I know that you will all think I’m lying for sure, but I will admit that lately my thought processes have revolved around me me me, and as such, my writing capabilities are restricted to, well, me.
Case and point: while writing a paper yesterday, I defined the word (as was the assignment) “spank”. Today, my professor emailed me to tell me how much he liked my commentary on the different household applianced that could be used for a good hiding, including the slipper- my mother’s weapon of choice.
The Americans have a saying (and as it usually goes with the Americans, it’s short and leaves the unsuspecting foreigner quite puzzled): TMI. Which means, Too Much Information. Apparently my filter is not functioning.
Anyway, I am sitting here with the intent of writing a few children’s book manuscripts that do not, preferably, include abduction, terrorism, poo and lying, but all I seem competent of is revisiting my childhood.
And so, it’s story time!
HOLLIE’S FIRST DAY OF SCHOOL. EVER.

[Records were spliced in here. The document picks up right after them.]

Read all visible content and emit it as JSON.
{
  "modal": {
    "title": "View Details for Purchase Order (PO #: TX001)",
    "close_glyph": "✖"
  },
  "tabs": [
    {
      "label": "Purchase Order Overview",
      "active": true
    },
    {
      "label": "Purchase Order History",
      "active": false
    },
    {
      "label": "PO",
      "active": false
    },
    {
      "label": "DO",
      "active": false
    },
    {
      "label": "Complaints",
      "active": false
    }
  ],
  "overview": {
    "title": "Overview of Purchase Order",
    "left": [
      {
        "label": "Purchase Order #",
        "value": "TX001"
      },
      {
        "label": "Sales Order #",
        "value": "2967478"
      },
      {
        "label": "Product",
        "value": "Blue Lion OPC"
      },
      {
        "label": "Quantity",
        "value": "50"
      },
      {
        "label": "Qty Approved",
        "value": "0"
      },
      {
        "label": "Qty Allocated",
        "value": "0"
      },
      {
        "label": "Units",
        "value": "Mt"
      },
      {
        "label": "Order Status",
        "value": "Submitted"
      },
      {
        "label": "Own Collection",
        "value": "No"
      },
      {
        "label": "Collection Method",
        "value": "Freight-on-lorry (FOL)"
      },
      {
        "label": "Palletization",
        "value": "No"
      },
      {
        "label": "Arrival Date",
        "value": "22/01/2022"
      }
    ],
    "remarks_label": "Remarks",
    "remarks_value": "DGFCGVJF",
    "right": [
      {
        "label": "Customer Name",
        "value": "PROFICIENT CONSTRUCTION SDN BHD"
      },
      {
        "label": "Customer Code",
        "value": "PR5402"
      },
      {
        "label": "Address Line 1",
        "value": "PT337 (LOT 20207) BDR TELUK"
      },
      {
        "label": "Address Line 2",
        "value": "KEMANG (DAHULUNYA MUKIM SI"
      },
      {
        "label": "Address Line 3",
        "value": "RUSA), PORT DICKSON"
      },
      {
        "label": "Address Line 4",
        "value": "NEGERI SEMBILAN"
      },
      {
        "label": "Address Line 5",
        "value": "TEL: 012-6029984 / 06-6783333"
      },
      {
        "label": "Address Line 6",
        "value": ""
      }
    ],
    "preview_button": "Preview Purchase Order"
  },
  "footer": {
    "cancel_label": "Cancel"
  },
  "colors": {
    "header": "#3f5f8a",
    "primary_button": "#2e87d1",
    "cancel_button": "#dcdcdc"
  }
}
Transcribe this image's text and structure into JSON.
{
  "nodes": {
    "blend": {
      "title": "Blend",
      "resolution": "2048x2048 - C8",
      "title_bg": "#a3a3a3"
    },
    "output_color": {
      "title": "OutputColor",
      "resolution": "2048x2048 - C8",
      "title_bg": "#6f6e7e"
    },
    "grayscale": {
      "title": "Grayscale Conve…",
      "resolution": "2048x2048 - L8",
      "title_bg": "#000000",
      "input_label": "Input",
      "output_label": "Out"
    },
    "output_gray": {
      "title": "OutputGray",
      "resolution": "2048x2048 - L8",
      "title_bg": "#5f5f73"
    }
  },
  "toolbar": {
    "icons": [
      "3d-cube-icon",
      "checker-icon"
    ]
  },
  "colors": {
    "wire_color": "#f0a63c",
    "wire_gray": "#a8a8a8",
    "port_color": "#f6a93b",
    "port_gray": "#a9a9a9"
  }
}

Before I begin, I would like to make you all aware that the day I will soon recount marked the first day of my near seventeen year love affair with education. If I’m honest, the last year has been rocky and we’re thinking of breaking up (but we probably won’t, for the sake of the degrees etc). Regardless: this “first day” was the first of nine first days- and that’s nine schools, not nine grade beginnings etc. Are you sympathetic yet?
I don’t recall the weather or anything like that. I wasn’t nervous, as most other “first day’s” seemed to go, just excited. Mum did my hair as she always did, but the vibrant and pretty bows were put away for less serious matters. I had a uniform. I wore knee socks, a grey skirt, a pale blue button up shirt with stiff cuffs, a navy blue striped tie and a cardigan. My shoes were new: black and polished from Clark’s. Daddy helped my with my tie and Mum took a barrage of photographs, standing by the stone fireplace, and outside too.
I didn’t let go of my lunchbox until I arrived at the cloak room at the school. It strikes me how funny it is that they call it a cloak room. I guess the British cling to the old more than I’d expect. My peg had my name above it. I hung my coat (which was long and made me feel like an elegant lady) and placed my blue plastic lunch box on the bench underneath it.
The Mums stayed with us for a while as we all got our bearings. I can’t say that I remember too much about this chaotic part of the day, except for a very brief flash of panic when she bent down to tell me had to go now, and I should have fun and make friends. My attention was on the sand pit that my hands were buried in.
My teacher was Mrs. Booth, which made Alastair laugh because it sounded to him like “boob”. We sat on the carpet around her chair and of course I can’t remember what she said or taught or read. I can just tell you that the letters of the alphabet were pasted to the wall above her head and I sat next to a girl named Janine Brown. She had a thick fringe and her blue shirt collar was askew. She wasn’t as neat as me.
I wonder if elementary school teachers have the ability to see a child and just know how they will turn out. I suppose that’s a very rude and insensitive thing to say- especially as, when I think about it, the likelihood of that teacher truly knowing how their little students turn out is not very great. So I guess my question is- how judgmental do you reckon these grade school teachers are?
St. Chads Primary School lasted a year and a half- the highlights of which include me playing the Queen in the class presentation of Dick Whitington and His Cat (my lines were “A cat? What is a cat?!” and “Oh, Captain! We MUST have that cat!”), my first boyfriend by the name of Christopher (or something like that), beating everyone in running on sports day, painting a blossom tree in Mrs. Faulkner’s class, and remembering that the floor in the assembly hall was made of wooden slabs. I also remember playing the letter “L” in another class play which was all about the alphabet- which I praise my parents for sitting through.
It was probably the best of all the “first days”. The worst was John Bamford’s Primary school, when Melanie Burton, surrounded by the other girls in the class, smugly looked around and announced “all those here who have been at John Bamford’s since Reception class, raise your hand.” Yes, I was the only one who couldn’t raise my hand, and yes, that made me feel like I was the most tragic girl in the universe. But That’s another story.
A couple of disclaimers: firstly, my mother very rarely used her slipper. She just threatened us with it, really. I don’t think Logan or Connor could tell you a single time they ever saw it. Alastair could probably tell you some stories though! Secondly, Melanie- if you’re reading this, please know that I really don’t care about how rude you were to me on my first day of school. I mean, I cared a great deal then, and it made me not want to go to school ever again, but I’m over it now. Completely.